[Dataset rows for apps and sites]
══════════════════════════════

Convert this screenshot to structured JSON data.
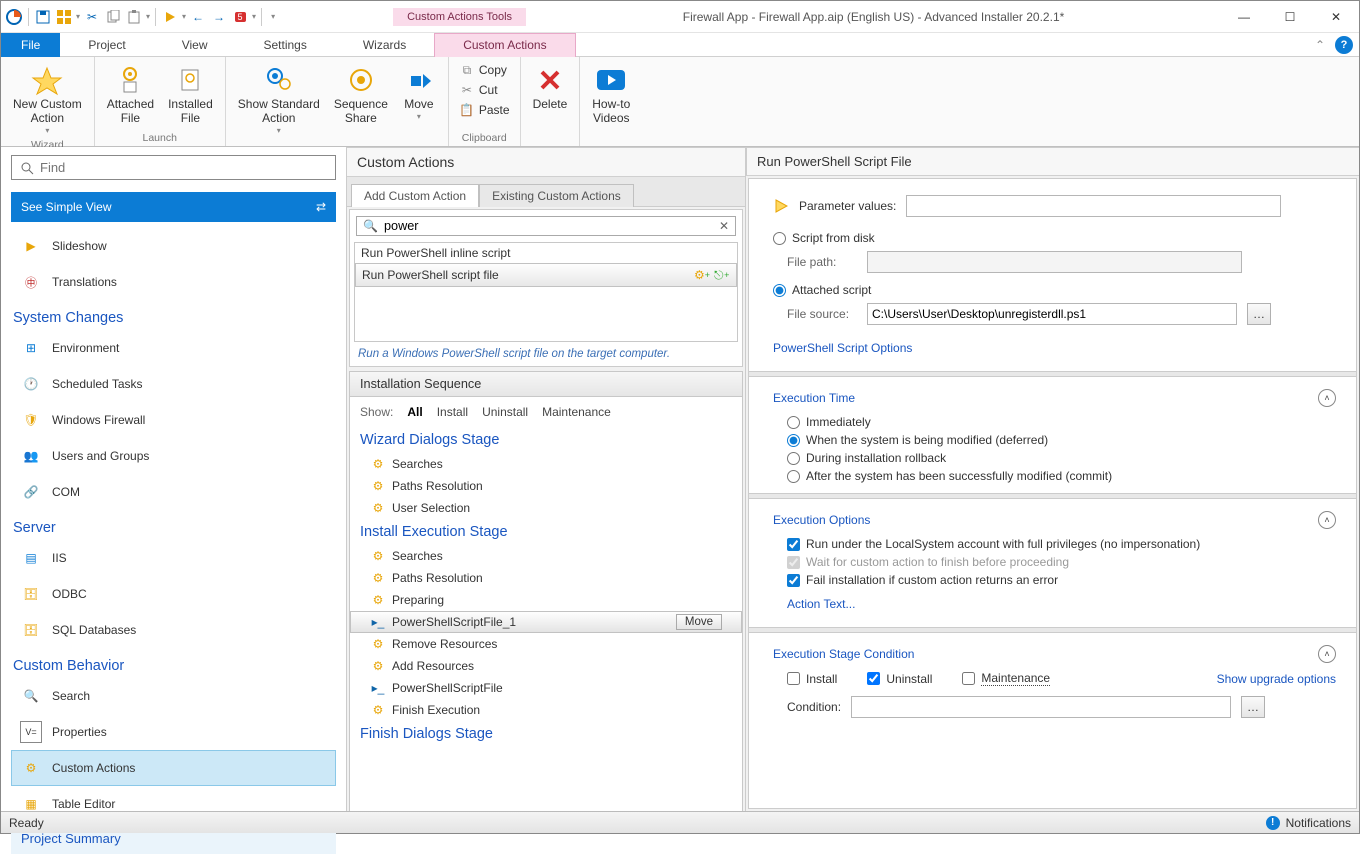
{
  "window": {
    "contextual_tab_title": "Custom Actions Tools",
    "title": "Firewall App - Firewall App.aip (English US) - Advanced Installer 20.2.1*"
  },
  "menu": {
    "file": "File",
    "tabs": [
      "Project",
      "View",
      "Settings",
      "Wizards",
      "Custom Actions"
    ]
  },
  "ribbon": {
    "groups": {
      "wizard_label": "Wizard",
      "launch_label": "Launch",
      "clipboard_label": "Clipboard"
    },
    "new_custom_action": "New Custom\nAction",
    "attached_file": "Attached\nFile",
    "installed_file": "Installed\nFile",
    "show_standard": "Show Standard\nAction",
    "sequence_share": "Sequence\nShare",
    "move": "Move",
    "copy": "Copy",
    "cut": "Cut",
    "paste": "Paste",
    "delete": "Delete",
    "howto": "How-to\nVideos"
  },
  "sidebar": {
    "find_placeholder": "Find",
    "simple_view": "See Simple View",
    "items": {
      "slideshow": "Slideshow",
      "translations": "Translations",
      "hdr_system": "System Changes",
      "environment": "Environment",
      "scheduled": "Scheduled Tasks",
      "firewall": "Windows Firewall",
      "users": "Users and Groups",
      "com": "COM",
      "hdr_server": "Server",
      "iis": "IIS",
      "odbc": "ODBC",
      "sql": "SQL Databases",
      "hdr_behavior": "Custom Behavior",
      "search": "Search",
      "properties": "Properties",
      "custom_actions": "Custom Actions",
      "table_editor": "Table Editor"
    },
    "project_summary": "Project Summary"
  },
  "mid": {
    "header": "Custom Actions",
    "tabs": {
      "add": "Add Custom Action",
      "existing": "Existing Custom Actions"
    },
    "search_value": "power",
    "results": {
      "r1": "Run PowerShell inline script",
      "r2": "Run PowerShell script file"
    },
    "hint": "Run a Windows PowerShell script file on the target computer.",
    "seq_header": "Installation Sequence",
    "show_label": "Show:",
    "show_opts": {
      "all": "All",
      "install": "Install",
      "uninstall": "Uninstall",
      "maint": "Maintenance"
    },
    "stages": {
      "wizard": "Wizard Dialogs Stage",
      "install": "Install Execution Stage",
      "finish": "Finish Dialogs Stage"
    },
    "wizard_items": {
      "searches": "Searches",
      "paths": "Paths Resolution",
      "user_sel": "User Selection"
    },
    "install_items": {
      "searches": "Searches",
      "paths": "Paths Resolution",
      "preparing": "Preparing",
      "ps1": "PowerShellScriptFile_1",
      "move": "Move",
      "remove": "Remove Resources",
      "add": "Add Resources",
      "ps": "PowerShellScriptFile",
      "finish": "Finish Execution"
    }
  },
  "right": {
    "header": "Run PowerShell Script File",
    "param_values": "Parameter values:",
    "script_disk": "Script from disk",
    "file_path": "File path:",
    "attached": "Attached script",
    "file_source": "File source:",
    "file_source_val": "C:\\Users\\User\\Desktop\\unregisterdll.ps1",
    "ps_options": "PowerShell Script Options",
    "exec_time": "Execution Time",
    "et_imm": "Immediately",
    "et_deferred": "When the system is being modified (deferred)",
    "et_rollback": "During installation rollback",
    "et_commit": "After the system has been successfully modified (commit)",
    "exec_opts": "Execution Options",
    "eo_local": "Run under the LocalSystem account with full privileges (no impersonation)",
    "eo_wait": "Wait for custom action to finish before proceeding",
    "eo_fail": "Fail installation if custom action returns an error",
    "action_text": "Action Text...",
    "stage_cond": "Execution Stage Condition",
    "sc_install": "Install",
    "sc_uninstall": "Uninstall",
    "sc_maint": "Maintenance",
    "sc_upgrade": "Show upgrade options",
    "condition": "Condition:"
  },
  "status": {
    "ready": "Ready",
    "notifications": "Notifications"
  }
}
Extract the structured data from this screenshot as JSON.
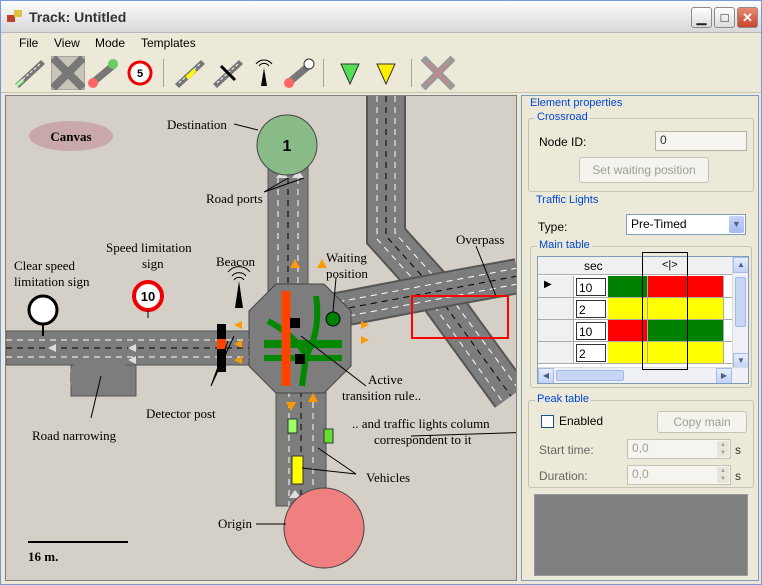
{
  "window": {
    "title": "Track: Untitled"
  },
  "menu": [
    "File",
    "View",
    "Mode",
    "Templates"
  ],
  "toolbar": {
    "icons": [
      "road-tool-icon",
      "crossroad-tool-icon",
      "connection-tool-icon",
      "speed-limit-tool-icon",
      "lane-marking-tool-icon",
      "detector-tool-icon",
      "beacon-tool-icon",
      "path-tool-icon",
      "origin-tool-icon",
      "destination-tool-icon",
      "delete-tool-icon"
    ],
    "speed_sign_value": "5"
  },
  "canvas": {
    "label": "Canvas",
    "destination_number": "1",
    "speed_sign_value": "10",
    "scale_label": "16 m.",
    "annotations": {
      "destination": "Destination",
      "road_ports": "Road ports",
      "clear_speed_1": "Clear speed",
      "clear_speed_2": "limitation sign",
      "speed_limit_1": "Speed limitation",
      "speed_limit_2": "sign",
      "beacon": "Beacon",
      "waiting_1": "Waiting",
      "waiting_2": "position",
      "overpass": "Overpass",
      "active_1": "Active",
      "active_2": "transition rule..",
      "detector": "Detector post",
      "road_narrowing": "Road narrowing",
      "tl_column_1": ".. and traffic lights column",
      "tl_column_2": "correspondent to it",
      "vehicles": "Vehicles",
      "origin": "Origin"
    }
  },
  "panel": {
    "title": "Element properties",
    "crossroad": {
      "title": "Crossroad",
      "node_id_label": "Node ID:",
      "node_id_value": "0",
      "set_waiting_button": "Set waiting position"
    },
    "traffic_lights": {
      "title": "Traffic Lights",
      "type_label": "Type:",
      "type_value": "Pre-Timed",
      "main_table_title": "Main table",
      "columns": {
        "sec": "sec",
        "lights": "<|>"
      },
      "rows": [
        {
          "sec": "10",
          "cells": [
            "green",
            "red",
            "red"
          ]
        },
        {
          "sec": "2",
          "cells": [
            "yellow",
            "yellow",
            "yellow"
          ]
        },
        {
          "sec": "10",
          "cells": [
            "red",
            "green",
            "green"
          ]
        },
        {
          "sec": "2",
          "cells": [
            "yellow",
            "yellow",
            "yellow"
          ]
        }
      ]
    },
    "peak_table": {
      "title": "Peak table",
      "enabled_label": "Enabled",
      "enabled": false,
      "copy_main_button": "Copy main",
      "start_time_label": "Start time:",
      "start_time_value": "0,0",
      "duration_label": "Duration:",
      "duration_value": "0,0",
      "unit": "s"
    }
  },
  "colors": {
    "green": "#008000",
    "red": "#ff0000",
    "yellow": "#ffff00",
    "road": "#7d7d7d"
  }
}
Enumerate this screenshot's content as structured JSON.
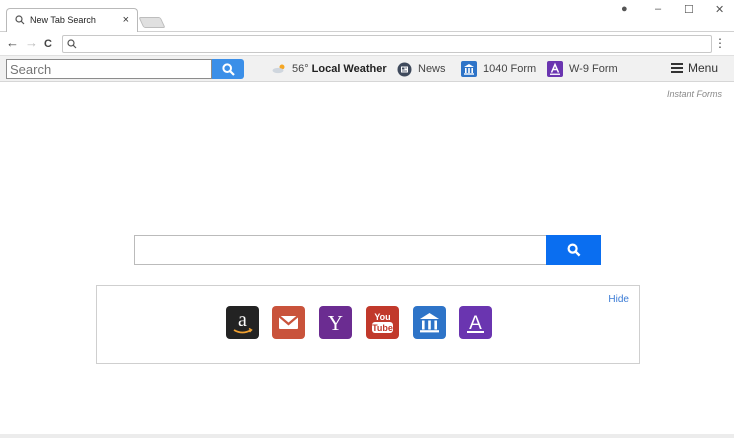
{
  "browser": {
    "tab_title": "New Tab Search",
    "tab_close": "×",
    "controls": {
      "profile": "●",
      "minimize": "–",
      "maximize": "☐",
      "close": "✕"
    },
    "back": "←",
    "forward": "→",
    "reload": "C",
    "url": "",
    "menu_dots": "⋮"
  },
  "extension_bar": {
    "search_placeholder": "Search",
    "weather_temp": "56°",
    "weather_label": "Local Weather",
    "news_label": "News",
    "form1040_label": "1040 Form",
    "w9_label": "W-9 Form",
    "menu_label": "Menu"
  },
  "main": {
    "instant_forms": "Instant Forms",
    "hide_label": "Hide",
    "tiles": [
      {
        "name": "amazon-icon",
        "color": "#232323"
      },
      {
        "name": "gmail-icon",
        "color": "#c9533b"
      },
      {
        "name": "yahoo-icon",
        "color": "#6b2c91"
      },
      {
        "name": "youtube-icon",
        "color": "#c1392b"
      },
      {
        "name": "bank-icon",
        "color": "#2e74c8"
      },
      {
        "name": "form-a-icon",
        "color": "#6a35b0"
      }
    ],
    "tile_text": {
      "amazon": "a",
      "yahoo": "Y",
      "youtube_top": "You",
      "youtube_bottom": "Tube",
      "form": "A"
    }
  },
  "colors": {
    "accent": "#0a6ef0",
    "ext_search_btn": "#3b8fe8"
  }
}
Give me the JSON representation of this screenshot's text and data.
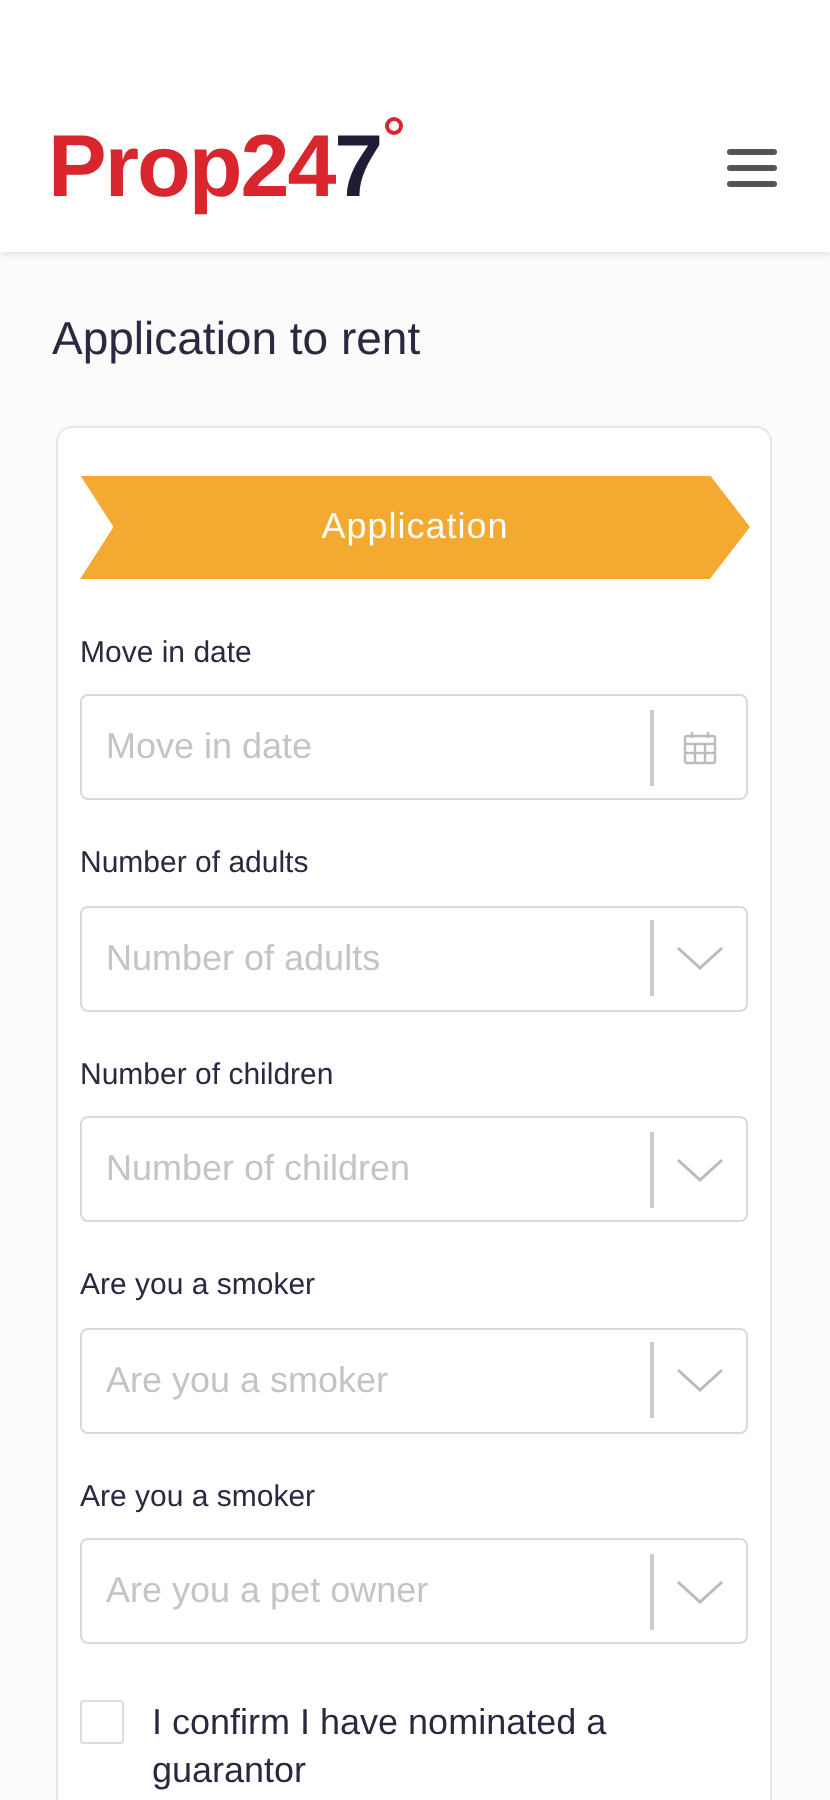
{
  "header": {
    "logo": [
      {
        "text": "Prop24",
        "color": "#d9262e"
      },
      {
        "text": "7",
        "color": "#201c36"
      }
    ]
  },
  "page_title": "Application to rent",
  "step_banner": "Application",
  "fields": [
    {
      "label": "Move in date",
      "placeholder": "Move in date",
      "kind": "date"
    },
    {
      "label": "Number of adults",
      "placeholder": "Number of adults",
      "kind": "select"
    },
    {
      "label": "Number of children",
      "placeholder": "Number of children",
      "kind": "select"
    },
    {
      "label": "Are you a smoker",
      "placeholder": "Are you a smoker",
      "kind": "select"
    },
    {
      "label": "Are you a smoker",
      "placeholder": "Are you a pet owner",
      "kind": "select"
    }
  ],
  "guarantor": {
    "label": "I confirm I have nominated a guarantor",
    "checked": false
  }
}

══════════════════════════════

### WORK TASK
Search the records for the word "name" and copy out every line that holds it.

### YOUR SOLUTION
        "name": "amazon-icon",
        "name": "gmail-icon",
        "name": "yahoo-icon",
        "name": "youtube-icon",
        "name": "bank-icon",
        "name": "form-a-icon",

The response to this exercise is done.